▸ Work request:
Give back the full listing exactly, setting the pictures aside.

▸ Data listing:
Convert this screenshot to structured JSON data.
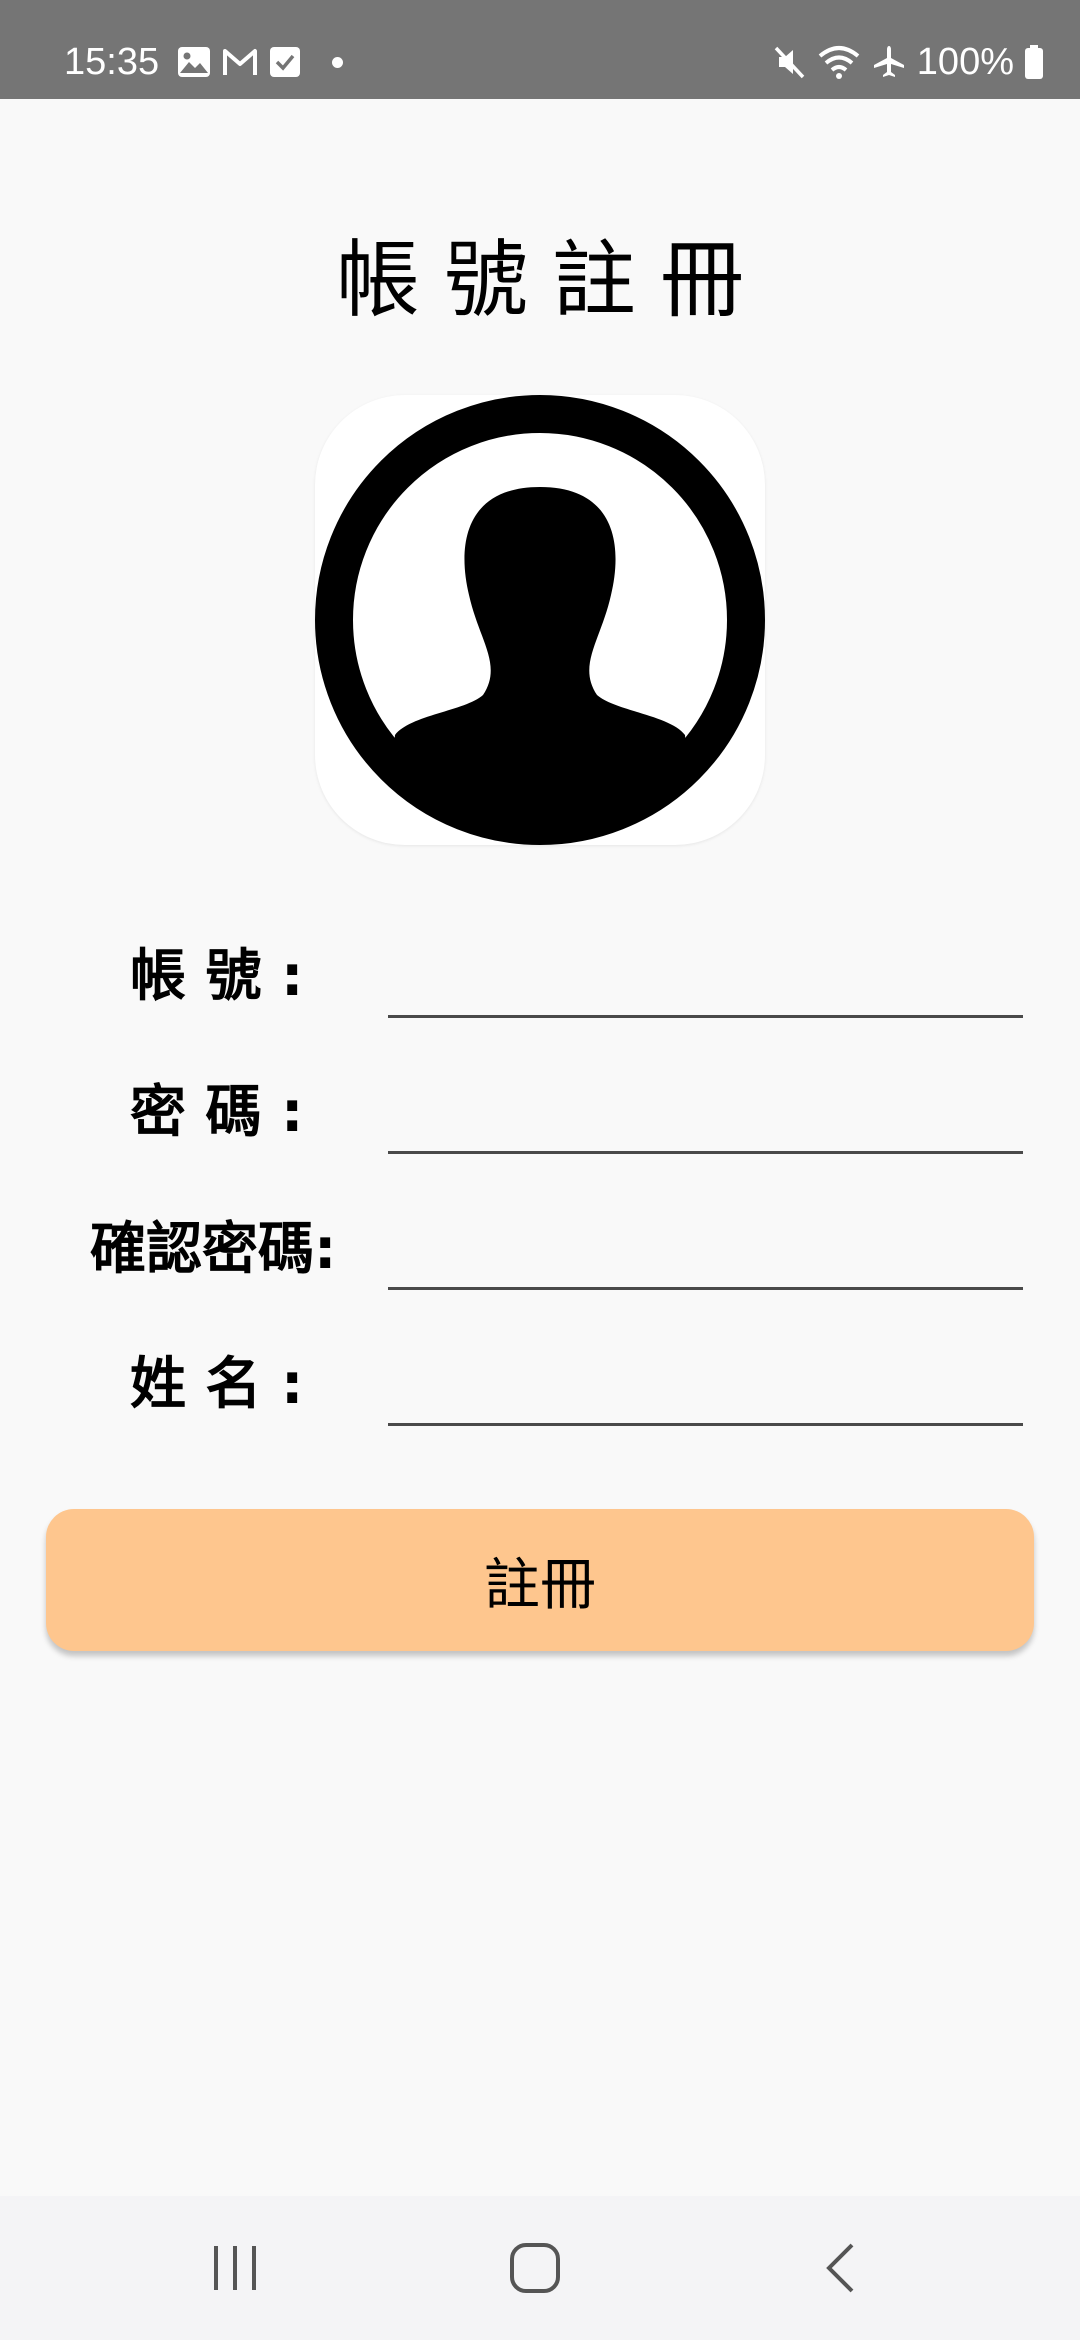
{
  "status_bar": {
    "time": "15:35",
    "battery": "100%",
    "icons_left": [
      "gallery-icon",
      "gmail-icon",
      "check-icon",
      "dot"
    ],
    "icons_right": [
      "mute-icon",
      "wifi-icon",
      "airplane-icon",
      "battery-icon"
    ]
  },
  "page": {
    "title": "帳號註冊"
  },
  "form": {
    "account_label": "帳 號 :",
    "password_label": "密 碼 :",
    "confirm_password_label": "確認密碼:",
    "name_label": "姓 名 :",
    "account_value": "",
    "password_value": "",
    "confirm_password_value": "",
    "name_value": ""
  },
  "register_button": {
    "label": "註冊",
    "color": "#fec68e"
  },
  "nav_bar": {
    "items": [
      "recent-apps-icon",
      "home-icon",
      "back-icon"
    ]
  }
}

▸ Solution:
Convert this screenshot to structured JSON data.
{
  "status_bar": {
    "time": "15:35",
    "battery": "100%",
    "icons_left": [
      "gallery-icon",
      "gmail-icon",
      "check-icon",
      "dot"
    ],
    "icons_right": [
      "mute-icon",
      "wifi-icon",
      "airplane-icon",
      "battery-icon"
    ]
  },
  "page": {
    "title": "帳號註冊"
  },
  "form": {
    "account_label": "帳 號 :",
    "password_label": "密 碼 :",
    "confirm_password_label": "確認密碼:",
    "name_label": "姓 名 :",
    "account_value": "",
    "password_value": "",
    "confirm_password_value": "",
    "name_value": ""
  },
  "register_button": {
    "label": "註冊",
    "color": "#fec68e"
  },
  "nav_bar": {
    "items": [
      "recent-apps-icon",
      "home-icon",
      "back-icon"
    ]
  }
}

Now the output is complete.